• South Asian cultures have an unhealthy obsession with fair skin. But these girls are taking a stand. (Instagram)Source: Instagram
As part of 'Reclaim the Bindi' week that runs from March 8 to 14, three University of Texas students are using the event to also shed light upon another issue close to many South Asian people, the unhealthy cultural obsession with fair skin.
Shami Sivasubramanian

11 Mar 2016 - 11:48 AM  UPDATED 11 Mar 2016 - 11:49 AM

India, China, and several South Asian cultures have an unhealthy beauty standard: that fairer skin is better. 

But even with the diaspora spreading far and wide, the mindset hasn't changed. Young girls and boys of Subcontinental and Asian descent are encouraged to stay indoors when it's sunny, to exfoliate often, and to use products to maintain a fair skin tone. 

These South Asian countries have a large market for skin-lightening creams, with ads claiming to brighten skin tones by several shades appearing all too frequently in mainstream media. Even popular western brands like Nivea, Dove and Vaseline sells products marketed with fairness enhancing qualities in these countries.

But one brand dominating the market is the Indian 'Fair and Lovely' a fairness "vitamin" cream.

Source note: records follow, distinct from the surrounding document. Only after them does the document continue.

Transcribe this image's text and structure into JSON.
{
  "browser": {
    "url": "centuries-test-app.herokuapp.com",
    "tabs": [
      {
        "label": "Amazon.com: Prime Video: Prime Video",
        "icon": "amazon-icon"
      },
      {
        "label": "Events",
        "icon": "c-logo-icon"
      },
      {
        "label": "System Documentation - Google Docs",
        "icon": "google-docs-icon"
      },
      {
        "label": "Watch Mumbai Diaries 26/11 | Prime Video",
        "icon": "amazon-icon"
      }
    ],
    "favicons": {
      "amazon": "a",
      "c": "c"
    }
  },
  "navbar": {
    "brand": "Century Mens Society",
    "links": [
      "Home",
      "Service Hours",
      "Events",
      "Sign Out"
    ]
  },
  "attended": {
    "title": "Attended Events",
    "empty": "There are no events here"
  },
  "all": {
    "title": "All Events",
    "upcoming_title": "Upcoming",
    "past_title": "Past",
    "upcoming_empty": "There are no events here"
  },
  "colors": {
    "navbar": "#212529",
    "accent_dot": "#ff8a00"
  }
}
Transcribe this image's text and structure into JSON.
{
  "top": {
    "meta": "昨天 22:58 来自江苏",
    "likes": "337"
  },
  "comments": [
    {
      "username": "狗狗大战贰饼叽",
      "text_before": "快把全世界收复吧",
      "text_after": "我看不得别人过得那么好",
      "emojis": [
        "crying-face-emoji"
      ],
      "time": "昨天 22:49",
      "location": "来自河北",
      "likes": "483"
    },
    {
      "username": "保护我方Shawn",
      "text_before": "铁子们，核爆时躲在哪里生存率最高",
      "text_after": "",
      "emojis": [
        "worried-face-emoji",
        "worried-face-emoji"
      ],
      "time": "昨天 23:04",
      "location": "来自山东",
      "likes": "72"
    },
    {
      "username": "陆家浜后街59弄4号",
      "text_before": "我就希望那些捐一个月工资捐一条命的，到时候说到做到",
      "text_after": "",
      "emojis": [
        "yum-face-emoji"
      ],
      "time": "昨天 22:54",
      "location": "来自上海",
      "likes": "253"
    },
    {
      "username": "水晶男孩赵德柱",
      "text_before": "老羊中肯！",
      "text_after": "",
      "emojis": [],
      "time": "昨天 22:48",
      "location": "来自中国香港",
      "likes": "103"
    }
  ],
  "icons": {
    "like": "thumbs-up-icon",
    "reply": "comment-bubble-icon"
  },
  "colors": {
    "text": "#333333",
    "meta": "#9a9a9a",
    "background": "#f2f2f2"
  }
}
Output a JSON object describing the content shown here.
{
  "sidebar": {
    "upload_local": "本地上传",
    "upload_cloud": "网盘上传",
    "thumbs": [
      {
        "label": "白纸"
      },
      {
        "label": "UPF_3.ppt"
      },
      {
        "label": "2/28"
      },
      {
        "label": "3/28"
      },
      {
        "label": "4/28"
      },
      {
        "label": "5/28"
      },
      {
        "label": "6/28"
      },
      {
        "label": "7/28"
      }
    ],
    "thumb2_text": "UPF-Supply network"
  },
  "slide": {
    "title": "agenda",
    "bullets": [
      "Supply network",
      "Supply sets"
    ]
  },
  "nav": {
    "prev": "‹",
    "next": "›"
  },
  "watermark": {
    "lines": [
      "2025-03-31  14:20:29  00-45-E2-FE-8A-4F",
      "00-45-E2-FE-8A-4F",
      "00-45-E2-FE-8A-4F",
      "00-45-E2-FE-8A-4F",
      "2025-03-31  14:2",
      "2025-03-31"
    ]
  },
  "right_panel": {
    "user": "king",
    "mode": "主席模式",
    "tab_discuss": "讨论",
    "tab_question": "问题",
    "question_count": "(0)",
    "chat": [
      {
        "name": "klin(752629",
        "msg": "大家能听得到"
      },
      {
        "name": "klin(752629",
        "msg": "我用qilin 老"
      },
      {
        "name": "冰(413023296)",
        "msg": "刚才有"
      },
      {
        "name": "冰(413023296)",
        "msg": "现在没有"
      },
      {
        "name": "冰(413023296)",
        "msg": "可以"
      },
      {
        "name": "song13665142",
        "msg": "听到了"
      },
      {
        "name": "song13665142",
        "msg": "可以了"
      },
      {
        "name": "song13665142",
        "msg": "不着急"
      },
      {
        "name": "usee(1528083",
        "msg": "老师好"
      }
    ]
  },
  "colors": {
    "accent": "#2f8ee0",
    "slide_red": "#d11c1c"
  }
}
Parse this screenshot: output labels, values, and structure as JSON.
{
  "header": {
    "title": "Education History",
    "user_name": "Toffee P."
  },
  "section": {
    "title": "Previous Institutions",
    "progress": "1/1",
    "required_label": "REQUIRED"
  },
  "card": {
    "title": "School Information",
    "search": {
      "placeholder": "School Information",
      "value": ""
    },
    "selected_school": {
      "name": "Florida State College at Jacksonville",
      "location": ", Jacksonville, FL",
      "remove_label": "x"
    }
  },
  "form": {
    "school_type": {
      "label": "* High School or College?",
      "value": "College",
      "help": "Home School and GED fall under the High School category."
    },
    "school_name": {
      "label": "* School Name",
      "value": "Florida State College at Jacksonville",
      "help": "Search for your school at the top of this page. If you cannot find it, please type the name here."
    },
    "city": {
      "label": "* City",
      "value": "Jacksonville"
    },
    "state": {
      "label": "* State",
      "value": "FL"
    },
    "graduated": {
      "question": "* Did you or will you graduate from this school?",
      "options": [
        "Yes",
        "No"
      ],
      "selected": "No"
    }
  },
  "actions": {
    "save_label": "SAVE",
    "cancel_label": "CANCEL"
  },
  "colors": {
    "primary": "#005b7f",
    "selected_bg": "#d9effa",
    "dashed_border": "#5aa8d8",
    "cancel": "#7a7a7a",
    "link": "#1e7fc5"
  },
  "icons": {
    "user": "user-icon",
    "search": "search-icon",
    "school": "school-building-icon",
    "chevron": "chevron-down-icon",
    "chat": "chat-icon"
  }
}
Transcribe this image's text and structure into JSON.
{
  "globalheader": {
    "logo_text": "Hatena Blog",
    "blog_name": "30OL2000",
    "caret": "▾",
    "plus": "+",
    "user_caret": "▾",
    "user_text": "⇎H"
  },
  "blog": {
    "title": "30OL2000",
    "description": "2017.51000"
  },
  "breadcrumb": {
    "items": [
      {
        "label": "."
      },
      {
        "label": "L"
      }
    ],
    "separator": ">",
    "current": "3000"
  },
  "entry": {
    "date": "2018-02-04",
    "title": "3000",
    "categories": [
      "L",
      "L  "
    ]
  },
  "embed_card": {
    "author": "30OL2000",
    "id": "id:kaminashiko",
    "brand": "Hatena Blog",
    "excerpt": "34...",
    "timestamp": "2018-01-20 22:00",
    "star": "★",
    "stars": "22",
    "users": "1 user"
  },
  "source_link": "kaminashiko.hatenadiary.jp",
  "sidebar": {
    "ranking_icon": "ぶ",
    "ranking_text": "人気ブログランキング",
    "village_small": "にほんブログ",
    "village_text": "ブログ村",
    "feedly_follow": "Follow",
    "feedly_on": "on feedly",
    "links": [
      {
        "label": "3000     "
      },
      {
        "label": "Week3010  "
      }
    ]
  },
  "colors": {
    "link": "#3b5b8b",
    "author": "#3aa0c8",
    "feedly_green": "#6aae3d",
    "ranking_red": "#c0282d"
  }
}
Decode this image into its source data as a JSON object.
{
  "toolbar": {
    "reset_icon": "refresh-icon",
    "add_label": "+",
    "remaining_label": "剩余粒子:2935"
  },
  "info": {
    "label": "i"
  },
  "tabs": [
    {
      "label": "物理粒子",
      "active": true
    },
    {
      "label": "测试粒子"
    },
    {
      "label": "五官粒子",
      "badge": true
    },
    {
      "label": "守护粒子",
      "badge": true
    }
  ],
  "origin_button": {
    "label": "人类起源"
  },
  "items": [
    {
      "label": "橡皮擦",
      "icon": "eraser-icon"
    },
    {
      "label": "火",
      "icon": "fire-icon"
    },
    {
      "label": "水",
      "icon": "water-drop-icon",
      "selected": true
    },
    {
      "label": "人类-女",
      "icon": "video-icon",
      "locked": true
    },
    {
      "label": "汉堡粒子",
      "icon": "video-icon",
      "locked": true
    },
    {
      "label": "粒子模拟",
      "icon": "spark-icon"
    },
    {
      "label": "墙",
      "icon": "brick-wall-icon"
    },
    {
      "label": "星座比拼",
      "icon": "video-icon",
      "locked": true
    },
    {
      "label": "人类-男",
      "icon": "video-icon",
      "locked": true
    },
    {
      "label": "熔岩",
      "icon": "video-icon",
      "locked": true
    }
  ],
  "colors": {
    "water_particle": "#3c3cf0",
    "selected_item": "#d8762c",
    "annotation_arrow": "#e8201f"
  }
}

Above is a still from a 'Fair and Lovely' television ad. Notice how the woman's expression changes from sad to happy as her skin tone brightens?

The brand also has a men's version of the product, 'Fair and Handsome'. These creams are endorsed by several top celebrities, adding to the turmoil and insecurity faced by many dark-skinned youths of these cultural backgrounds.

So three University of Texas students decided to take a stand, publishing a photo series on Instagram titled 'Unfair and Lovely'.

The project began when one of the three friends, Pax Jones, took photos of Mirusha Yogarajah and her sister Yanusha.

The photoshoot featured the two dark-skinned sisters confidently embracing both their western and South Asian cultures. They wore fusion clothing - Indian outfits with western accessories and vice versa - and posed powerfully for the series.



“We decided to name the series Unfair and Lovely in order to address the hyphenated identities of people of colour in the West, and colourism in the black and brown communities,” Mirusha tells PRI.



Their campaign resulted in the hashtag #unfairandlovely trending on both Instagram and Twitter, with several dark-skinned women showing solidarity by sharing their own selfies.

The movement leverages support from the current 'Reclaim the Bindi' week which takes place until March 14. The week advocates against the cultural appropriation of the Hindu custom. 

The campaign also coincided with International Women's Day on March 8.